* ENTRIES PROVIDED:
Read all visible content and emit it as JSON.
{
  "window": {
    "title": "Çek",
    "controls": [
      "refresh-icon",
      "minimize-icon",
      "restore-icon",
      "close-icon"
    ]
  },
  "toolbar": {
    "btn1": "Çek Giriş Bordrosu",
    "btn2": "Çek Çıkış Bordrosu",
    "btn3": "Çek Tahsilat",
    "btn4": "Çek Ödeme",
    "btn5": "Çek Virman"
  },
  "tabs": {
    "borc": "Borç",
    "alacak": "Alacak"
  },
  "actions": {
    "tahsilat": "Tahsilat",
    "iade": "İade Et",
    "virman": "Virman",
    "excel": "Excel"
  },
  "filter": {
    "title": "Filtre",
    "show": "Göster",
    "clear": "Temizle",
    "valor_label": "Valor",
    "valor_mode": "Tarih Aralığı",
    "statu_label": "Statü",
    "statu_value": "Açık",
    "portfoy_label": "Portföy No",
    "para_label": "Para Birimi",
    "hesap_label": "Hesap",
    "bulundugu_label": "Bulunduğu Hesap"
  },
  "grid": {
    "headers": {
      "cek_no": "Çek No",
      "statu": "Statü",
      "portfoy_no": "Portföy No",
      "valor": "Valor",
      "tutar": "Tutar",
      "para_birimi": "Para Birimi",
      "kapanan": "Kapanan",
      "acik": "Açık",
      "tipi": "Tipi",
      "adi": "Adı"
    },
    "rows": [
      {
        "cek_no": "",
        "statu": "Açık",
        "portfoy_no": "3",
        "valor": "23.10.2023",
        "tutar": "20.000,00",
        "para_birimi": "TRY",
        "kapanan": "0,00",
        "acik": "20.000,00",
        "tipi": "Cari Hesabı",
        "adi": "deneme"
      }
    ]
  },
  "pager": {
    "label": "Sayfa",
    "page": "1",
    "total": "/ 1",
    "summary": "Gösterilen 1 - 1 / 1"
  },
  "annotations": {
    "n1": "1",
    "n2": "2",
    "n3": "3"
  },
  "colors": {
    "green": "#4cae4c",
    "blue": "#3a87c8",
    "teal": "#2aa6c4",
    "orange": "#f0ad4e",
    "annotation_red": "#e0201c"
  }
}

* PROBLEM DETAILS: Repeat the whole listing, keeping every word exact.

* OUTPUT BELOW:
Read all visible content and emit it as JSON.
{
  "window": {
    "title": "Çek",
    "controls": [
      "refresh-icon",
      "minimize-icon",
      "restore-icon",
      "close-icon"
    ]
  },
  "toolbar": {
    "btn1": "Çek Giriş Bordrosu",
    "btn2": "Çek Çıkış Bordrosu",
    "btn3": "Çek Tahsilat",
    "btn4": "Çek Ödeme",
    "btn5": "Çek Virman"
  },
  "tabs": {
    "borc": "Borç",
    "alacak": "Alacak"
  },
  "actions": {
    "tahsilat": "Tahsilat",
    "iade": "İade Et",
    "virman": "Virman",
    "excel": "Excel"
  },
  "filter": {
    "title": "Filtre",
    "show": "Göster",
    "clear": "Temizle",
    "valor_label": "Valor",
    "valor_mode": "Tarih Aralığı",
    "statu_label": "Statü",
    "statu_value": "Açık",
    "portfoy_label": "Portföy No",
    "para_label": "Para Birimi",
    "hesap_label": "Hesap",
    "bulundugu_label": "Bulunduğu Hesap"
  },
  "grid": {
    "headers": {
      "cek_no": "Çek No",
      "statu": "Statü",
      "portfoy_no": "Portföy No",
      "valor": "Valor",
      "tutar": "Tutar",
      "para_birimi": "Para Birimi",
      "kapanan": "Kapanan",
      "acik": "Açık",
      "tipi": "Tipi",
      "adi": "Adı"
    },
    "rows": [
      {
        "cek_no": "",
        "statu": "Açık",
        "portfoy_no": "3",
        "valor": "23.10.2023",
        "tutar": "20.000,00",
        "para_birimi": "TRY",
        "kapanan": "0,00",
        "acik": "20.000,00",
        "tipi": "Cari Hesabı",
        "adi": "deneme"
      }
    ]
  },
  "pager": {
    "label": "Sayfa",
    "page": "1",
    "total": "/ 1",
    "summary": "Gösterilen 1 - 1 / 1"
  },
  "annotations": {
    "n1": "1",
    "n2": "2",
    "n3": "3"
  },
  "colors": {
    "green": "#4cae4c",
    "blue": "#3a87c8",
    "teal": "#2aa6c4",
    "orange": "#f0ad4e",
    "annotation_red": "#e0201c"
  }
}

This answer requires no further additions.